London, 13 June (Argus) — The two main UK political parties have set out their plans, including on energy and climate change, with just three weeks until the general election. Energy security and the cost to consumers is a recurring theme for both, but the manifestos present some marked differences in approach to the energy transition. Both the incumbent Conservative and opposition Labour parties doubled down on existing positions in their respective manifestos. The Conservative party said that it remains committed to the UK's 2050 net zero emissions target, but promises a "pragmatic and proportionate" route. The party's manifesto guarantees "no new green levies or charges while accelerating the rollout of renewables". The UK's net zero goal is legally-binding, and was passed with significant cross-party support under a Conservative government in 2019. The Conservatives have been in power since 2010, and fielded five prime ministers in that time. Recent polling data show a substantial lead for Labour, which performed well at local elections in May. Labour placed strong focus on the opportunity the transition offers, saying that it would place the UK at the "forefront of climate action by creating the green jobs of the future at home and driving forward the energy transition on the global stage". The party has committed to zero-carbon power by 2030, although it would "maintain a strategic reserve of gas power stations to guarantee security of supply", it said. The Conservative manifesto reiterates the party's plans to build new gas-fired power plants. The party had previously committed to a decarbonised power grid by 2035, in line with a G7 pledge, although that is not mentioned in its manifesto. The two main parties clearly diverge on their approaches to North Sea oil and gas production. The Conservatives aim to keep the windfall tax — which effectively results in a 75pc rate — on oil and gas producers in place "until 2028-29, unless prices fall back to normal sooner". Labour confirmed plans to lift the rate to 78pc and run the tax until the end of the next parliament, which is likely to be mid-2029. Labour is also clear that it "will not revoke existing licences" in the North Sea, but it will not issue any new licences — for oil, gas or coal. The Conservatives restated the party's aim to legislate for annual North Sea licensing rounds . Both parties back nuclear energy, including small modular reactors — though those are unlikely to be operational until after 2030. And both pledge to cut planning bureaucracy and tackle grid connections. Labour's plans to "double onshore wind, triple solar power, and quadruple offshore wind by 2030" would result in installed capacity of 31GW, 48GW and 59GW, respectively, from a baseline of end-2023. The Conservatives' target to triple offshore wind by the end of the next parliament would put installed capacity at 44GW in 2029 — below the 50GW target for 2030 set in 2022 — while it said it supports solar and onshore wind in some circumstances. Finance in focus Both parties are keen to pull in private-sector investment, while Labour took up an original Conservative pledge to "make the UK the green finance capital of the world". And both pledge to address the cost of energy for consumers — Labour through local power generation projects and home insulation upgrades, and the Conservatives by ruling out any further "green levies". The latter plans to reverse London's expansion of the ultra-low emissions zone — originally planned by Conservative then-mayor and later prime minister Boris Johnson. Labour said that it would restore a phase-out date of 2030 for new internal combustion engine cars — which prime minister Rishi Sunak in September pushed back to 2035 . On an international level, both parties mention climate leadership at summits such as UN Cops. The Conservatives pledged to "ring-fence" the UK's climate finance commitments, while Labour committed to restore development spending to 0.7pc of gross national income "as soon as fiscal circumstances allow". By Georgia Gratton Send comments and request more information at feedback@argusmedia.com Copyright © 2024. Argus Media group . All rights reserved.

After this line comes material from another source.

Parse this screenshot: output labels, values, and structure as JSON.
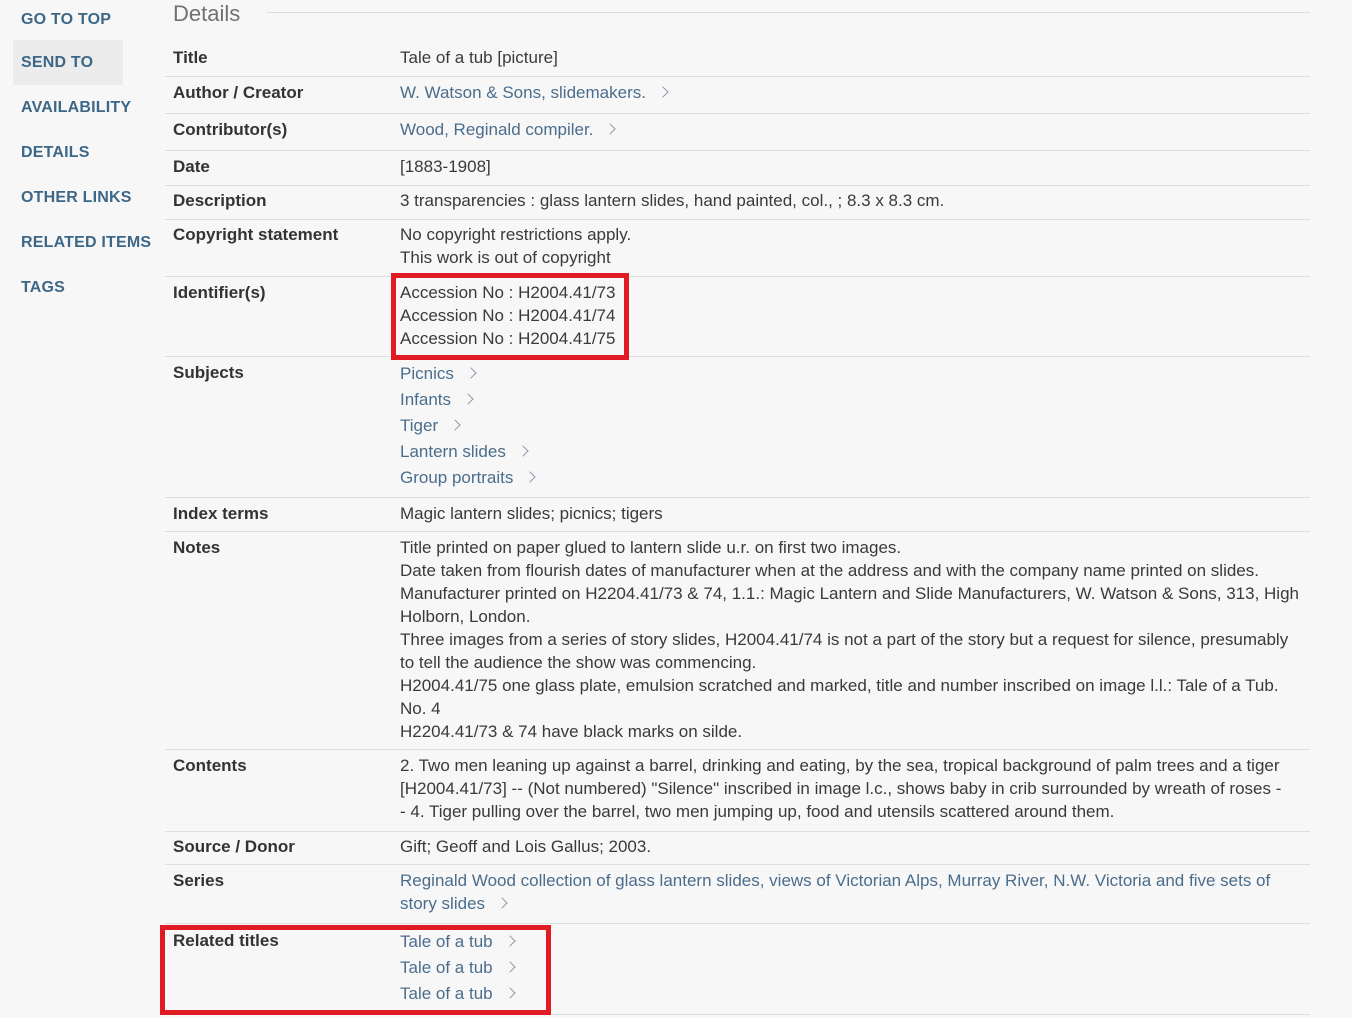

Business intelligence reports

Get concise, trustworthy and unbiased analysis of the latest trends and developments in oil and energy markets. These reports are specially created for decision makers who don’t have time to track markets day-by-day, minute-by-minute.

Learn more